I think we chose the path involving the most walking uphill and the most number of steps. In fact by the end of the day Jeremy’s phone app told us that we’d climbed 42 floors of steps that day!! We caught the Metro as far as Pigalle, part way up Montmartre and from there started the climb to Abbesses, one of the last three remaining original Art Nouveau metro stations.

Montmartre, the highest hill in Paris, means the Mount of Martyrs. In the past many died for their faith on the hill and Saint Denis, patron saint of France and once Bishop of Paris, is said to have been decapitated here.       For most of us thinking about Montmartre we think its reputation for seedy clubs and bars and Impressionist and post-Impressionist artists. At the end of the 19th century places of entertainment and restaurants opened in the area because it was outside Paris city limits and therefore exempt from taxes. A restaurant beside the famous windmill Moulin de la Galette became the gathering place for artists.

We really enjoyed wandering all over the Butte Montmartre. Yes it’s full of tourists including lots of groups of school children. We stopped and took photos at the ‘I love you’ wall in Place des Abbesses. ‘I love you’ is written on 1000 ceramic tiles in 300 languages. You see tourists of lots of different nationalities trying to find their language.
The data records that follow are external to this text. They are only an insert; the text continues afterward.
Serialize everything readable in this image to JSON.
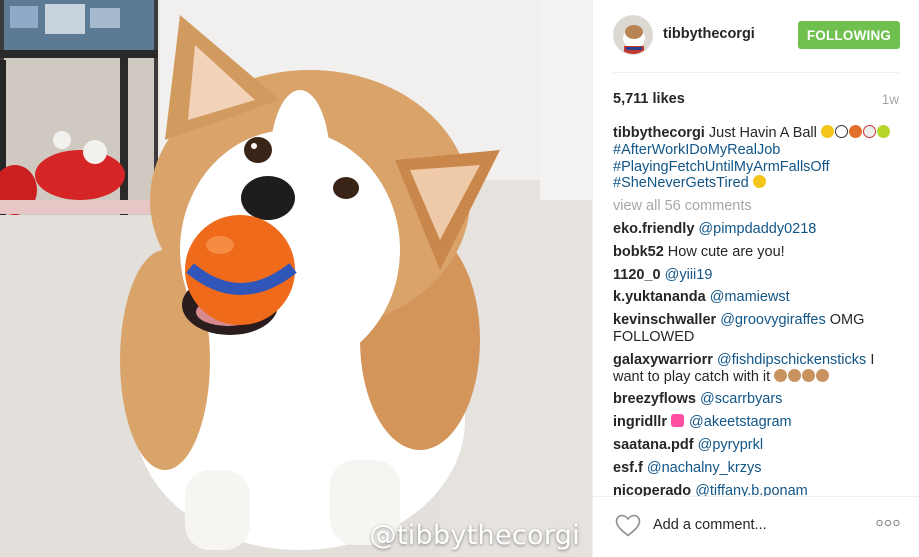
{
  "post": {
    "watermark": "@tibbythecorgi"
  },
  "header": {
    "username": "tibbythecorgi",
    "follow_label": "FOLLOWING",
    "follow_color": "#70c050"
  },
  "stats": {
    "likes": "5,711 likes",
    "time": "1w"
  },
  "caption": {
    "username": "tibbythecorgi",
    "text": "Just Havin A Ball",
    "hashtags": [
      "#AfterWorkIDoMyRealJob",
      "#PlayingFetchUntilMyArmFallsOff",
      "#SheNeverGetsTired"
    ]
  },
  "view_all": "view all 56 comments",
  "comments": [
    {
      "user": "eko.friendly",
      "mention": "@pimpdaddy0218",
      "text": ""
    },
    {
      "user": "bobk52",
      "mention": "",
      "text": "How cute are you!"
    },
    {
      "user": "1120_0",
      "mention": "@yiii19",
      "text": ""
    },
    {
      "user": "k.yuktananda",
      "mention": "@mamiewst",
      "text": ""
    },
    {
      "user": "kevinschwaller",
      "mention": "@groovygiraffes",
      "text": "OMG FOLLOWED"
    },
    {
      "user": "galaxywarriorr",
      "mention": "@fishdipschickensticks",
      "text": "I want to play catch with it"
    },
    {
      "user": "breezyflows",
      "mention": "@scarrbyars",
      "text": ""
    },
    {
      "user": "ingridllr",
      "mention": "@akeetstagram",
      "text": ""
    },
    {
      "user": "saatana.pdf",
      "mention": "@pyryprkl",
      "text": ""
    },
    {
      "user": "esf.f",
      "mention": "@nachalny_krzys",
      "text": ""
    },
    {
      "user": "nicoperado",
      "mention": "@tiffany.b.ponam",
      "text": ""
    }
  ],
  "footer": {
    "add_comment_placeholder": "Add a comment...",
    "heart_icon": "heart-outline-icon",
    "more_icon": "more-dots-icon"
  },
  "colors": {
    "link": "#125688",
    "muted": "#a5a7aa",
    "text": "#262626"
  }
}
After that it was up many many steps to the top of the hill with a stop to look at the windmill. In Place du Tertre we decided we didn’t need to have our portraits painted. We paused to look at Renoir’s famous vineyard which still produces about 500 litres of wine each year.

On the corner is the tiny cabaret Au Lapin Agile, a favourite of Modigliani and Picasso and the subject of many paintings. And finally we made it to Sacré Coeur and silently shuffled around the cathedral with everyone else.

We caught the funiculaire down the hill unlike most people who catch it up and walk down. We decided it was time for lunch. We headed for La Cigale nearby but a quick look at the menu told me that it had changed since my last visit. Uncertain where to go I realised that rue des Martyrs was close. It’s a great foodie street – full of small shops selling all sorts of yummy supplies. Amongst those places are several cafés. We didn’t actually make it down the street. Rather randomly, because we were feeling hungry after all the exercise and it was nearly 2pm when some places finish lunch, we chose the nearest place – Le Paprika Étterem. It turned out to be a very old-fashioned Hungarian bar and restaurant. From thinking that we’d have salads for lunch we ended up with the house speciality, veal goulash.

It was so delicious!! Very unexpected. Emma followed that with another house speciality – apple strudel. We all tried it. Again it was so good – light crispy pastry and perfectly cooked apples that were full of flavour. Definitely we’ll go back there.


Posted on: 3rd Jun, 2015by frenchie Latest News Weekly Email